### What you need to do
Every line in the data below has to be repeated exactly; no picture belongs in the result.

### Dataset rows for apps and sites

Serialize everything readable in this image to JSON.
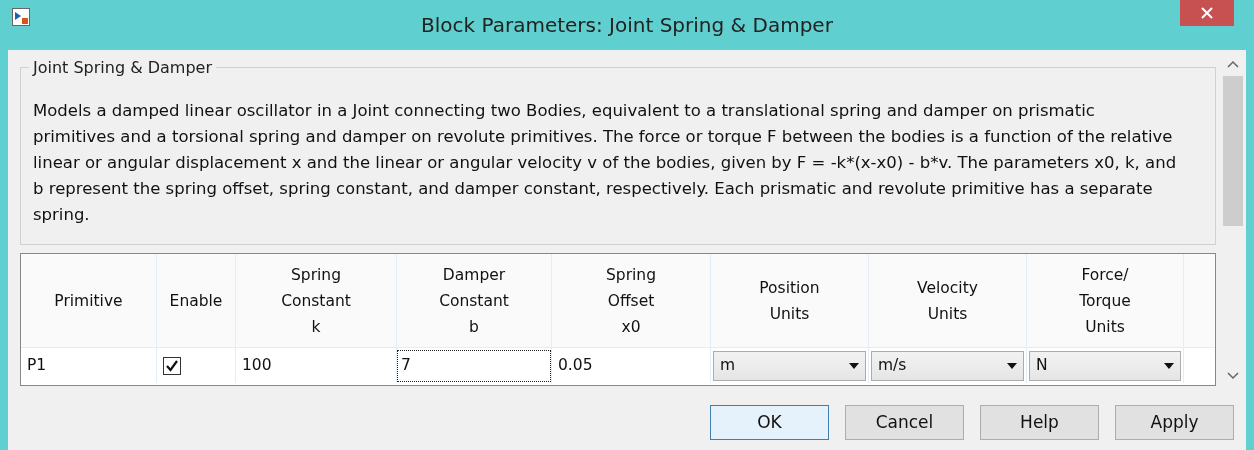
{
  "window": {
    "title": "Block Parameters: Joint Spring & Damper"
  },
  "group": {
    "title": "Joint Spring & Damper",
    "description": "Models a damped linear oscillator in a Joint connecting two Bodies, equivalent to a translational spring and damper on prismatic primitives and a torsional spring and damper on revolute primitives. The force or torque F between the bodies is a function of the relative linear or angular displacement x and the linear or angular velocity v of the bodies, given by F = -k*(x-x0) - b*v. The parameters x0, k, and b represent the spring offset, spring constant, and damper constant, respectively. Each prismatic and revolute primitive has a separate spring."
  },
  "table": {
    "columns": [
      {
        "lines": [
          "Primitive"
        ]
      },
      {
        "lines": [
          "Enable"
        ]
      },
      {
        "lines": [
          "Spring",
          "Constant",
          "k"
        ]
      },
      {
        "lines": [
          "Damper",
          "Constant",
          "b"
        ]
      },
      {
        "lines": [
          "Spring",
          "Offset",
          "x0"
        ]
      },
      {
        "lines": [
          "Position",
          "Units"
        ]
      },
      {
        "lines": [
          "Velocity",
          "Units"
        ]
      },
      {
        "lines": [
          "Force/",
          "Torque",
          "Units"
        ]
      }
    ],
    "rows": [
      {
        "cells": [
          {
            "kind": "text",
            "value": "P1"
          },
          {
            "kind": "checkbox",
            "checked": true
          },
          {
            "kind": "text",
            "value": "100"
          },
          {
            "kind": "text",
            "value": "7",
            "focused": true
          },
          {
            "kind": "text",
            "value": "0.05"
          },
          {
            "kind": "dropdown",
            "value": "m"
          },
          {
            "kind": "dropdown",
            "value": "m/s"
          },
          {
            "kind": "dropdown",
            "value": "N"
          }
        ]
      }
    ]
  },
  "buttons": [
    {
      "label": "OK",
      "default": true
    },
    {
      "label": "Cancel",
      "default": false
    },
    {
      "label": "Help",
      "default": false
    },
    {
      "label": "Apply",
      "default": false
    }
  ]
}
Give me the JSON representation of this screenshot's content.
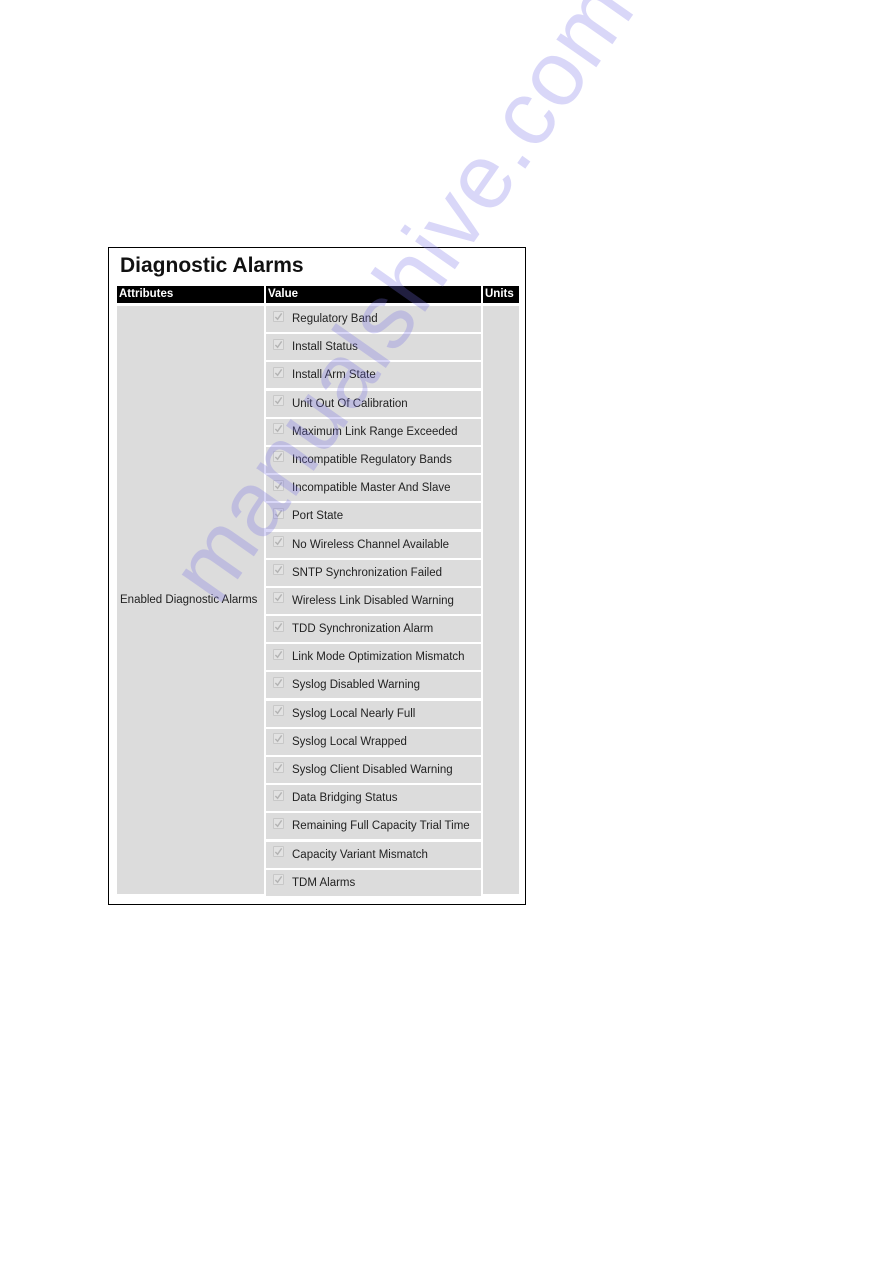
{
  "panel": {
    "title": "Diagnostic Alarms",
    "columns": {
      "attributes": "Attributes",
      "value": "Value",
      "units": "Units"
    },
    "attribute_label": "Enabled Diagnostic Alarms",
    "alarms": [
      {
        "label": "Regulatory Band",
        "checked": true,
        "disabled": true
      },
      {
        "label": "Install Status",
        "checked": true,
        "disabled": true
      },
      {
        "label": "Install Arm State",
        "checked": true,
        "disabled": true
      },
      {
        "label": "Unit Out Of Calibration",
        "checked": true,
        "disabled": true
      },
      {
        "label": "Maximum Link Range Exceeded",
        "checked": true,
        "disabled": true
      },
      {
        "label": "Incompatible Regulatory Bands",
        "checked": true,
        "disabled": true
      },
      {
        "label": "Incompatible Master And Slave",
        "checked": true,
        "disabled": true
      },
      {
        "label": "Port State",
        "checked": true,
        "disabled": true
      },
      {
        "label": "No Wireless Channel Available",
        "checked": true,
        "disabled": true
      },
      {
        "label": "SNTP Synchronization Failed",
        "checked": true,
        "disabled": true
      },
      {
        "label": "Wireless Link Disabled Warning",
        "checked": true,
        "disabled": true
      },
      {
        "label": "TDD Synchronization Alarm",
        "checked": true,
        "disabled": true
      },
      {
        "label": "Link Mode Optimization Mismatch",
        "checked": true,
        "disabled": true
      },
      {
        "label": "Syslog Disabled Warning",
        "checked": true,
        "disabled": true
      },
      {
        "label": "Syslog Local Nearly Full",
        "checked": true,
        "disabled": true
      },
      {
        "label": "Syslog Local Wrapped",
        "checked": true,
        "disabled": true
      },
      {
        "label": "Syslog Client Disabled Warning",
        "checked": true,
        "disabled": true
      },
      {
        "label": "Data Bridging Status",
        "checked": true,
        "disabled": true
      },
      {
        "label": "Remaining Full Capacity Trial Time",
        "checked": true,
        "disabled": true
      },
      {
        "label": "Capacity Variant Mismatch",
        "checked": true,
        "disabled": true
      },
      {
        "label": "TDM Alarms",
        "checked": true,
        "disabled": true
      }
    ]
  },
  "watermark": "manualshive.com",
  "colors": {
    "header_bg": "#000000",
    "header_text": "#ffffff",
    "cell_bg": "#dcdcdc",
    "checkmark": "#b4b4b4"
  }
}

### Solution for this exercise
Serialize everything readable in this image to JSON.
{
  "window": {
    "title": "Block Parameters: Joint Spring & Damper"
  },
  "group": {
    "title": "Joint Spring & Damper",
    "description": "Models a damped linear oscillator in a Joint connecting two Bodies, equivalent to a translational spring and damper on prismatic primitives and a torsional spring and damper on revolute primitives. The force or torque F between the bodies is a function of the relative linear or angular displacement x and the linear or angular velocity v of the bodies, given by F = -k*(x-x0) - b*v. The parameters x0, k, and b represent the spring offset, spring constant, and damper constant, respectively. Each prismatic and revolute primitive has a separate spring."
  },
  "table": {
    "columns": [
      {
        "lines": [
          "Primitive"
        ]
      },
      {
        "lines": [
          "Enable"
        ]
      },
      {
        "lines": [
          "Spring",
          "Constant",
          "k"
        ]
      },
      {
        "lines": [
          "Damper",
          "Constant",
          "b"
        ]
      },
      {
        "lines": [
          "Spring",
          "Offset",
          "x0"
        ]
      },
      {
        "lines": [
          "Position",
          "Units"
        ]
      },
      {
        "lines": [
          "Velocity",
          "Units"
        ]
      },
      {
        "lines": [
          "Force/",
          "Torque",
          "Units"
        ]
      }
    ],
    "rows": [
      {
        "cells": [
          {
            "kind": "text",
            "value": "P1"
          },
          {
            "kind": "checkbox",
            "checked": true
          },
          {
            "kind": "text",
            "value": "100"
          },
          {
            "kind": "text",
            "value": "7",
            "focused": true
          },
          {
            "kind": "text",
            "value": "0.05"
          },
          {
            "kind": "dropdown",
            "value": "m"
          },
          {
            "kind": "dropdown",
            "value": "m/s"
          },
          {
            "kind": "dropdown",
            "value": "N"
          }
        ]
      }
    ]
  },
  "buttons": [
    {
      "label": "OK",
      "default": true
    },
    {
      "label": "Cancel",
      "default": false
    },
    {
      "label": "Help",
      "default": false
    },
    {
      "label": "Apply",
      "default": false
    }
  ]
}
Give me the JSON representation of this screenshot's content.
{
  "panel": {
    "title": "Diagnostic Alarms",
    "columns": {
      "attributes": "Attributes",
      "value": "Value",
      "units": "Units"
    },
    "attribute_label": "Enabled Diagnostic Alarms",
    "alarms": [
      {
        "label": "Regulatory Band",
        "checked": true,
        "disabled": true
      },
      {
        "label": "Install Status",
        "checked": true,
        "disabled": true
      },
      {
        "label": "Install Arm State",
        "checked": true,
        "disabled": true
      },
      {
        "label": "Unit Out Of Calibration",
        "checked": true,
        "disabled": true
      },
      {
        "label": "Maximum Link Range Exceeded",
        "checked": true,
        "disabled": true
      },
      {
        "label": "Incompatible Regulatory Bands",
        "checked": true,
        "disabled": true
      },
      {
        "label": "Incompatible Master And Slave",
        "checked": true,
        "disabled": true
      },
      {
        "label": "Port State",
        "checked": true,
        "disabled": true
      },
      {
        "label": "No Wireless Channel Available",
        "checked": true,
        "disabled": true
      },
      {
        "label": "SNTP Synchronization Failed",
        "checked": true,
        "disabled": true
      },
      {
        "label": "Wireless Link Disabled Warning",
        "checked": true,
        "disabled": true
      },
      {
        "label": "TDD Synchronization Alarm",
        "checked": true,
        "disabled": true
      },
      {
        "label": "Link Mode Optimization Mismatch",
        "checked": true,
        "disabled": true
      },
      {
        "label": "Syslog Disabled Warning",
        "checked": true,
        "disabled": true
      },
      {
        "label": "Syslog Local Nearly Full",
        "checked": true,
        "disabled": true
      },
      {
        "label": "Syslog Local Wrapped",
        "checked": true,
        "disabled": true
      },
      {
        "label": "Syslog Client Disabled Warning",
        "checked": true,
        "disabled": true
      },
      {
        "label": "Data Bridging Status",
        "checked": true,
        "disabled": true
      },
      {
        "label": "Remaining Full Capacity Trial Time",
        "checked": true,
        "disabled": true
      },
      {
        "label": "Capacity Variant Mismatch",
        "checked": true,
        "disabled": true
      },
      {
        "label": "TDM Alarms",
        "checked": true,
        "disabled": true
      }
    ]
  },
  "watermark": "manualshive.com",
  "colors": {
    "header_bg": "#000000",
    "header_text": "#ffffff",
    "cell_bg": "#dcdcdc",
    "checkmark": "#b4b4b4"
  }
}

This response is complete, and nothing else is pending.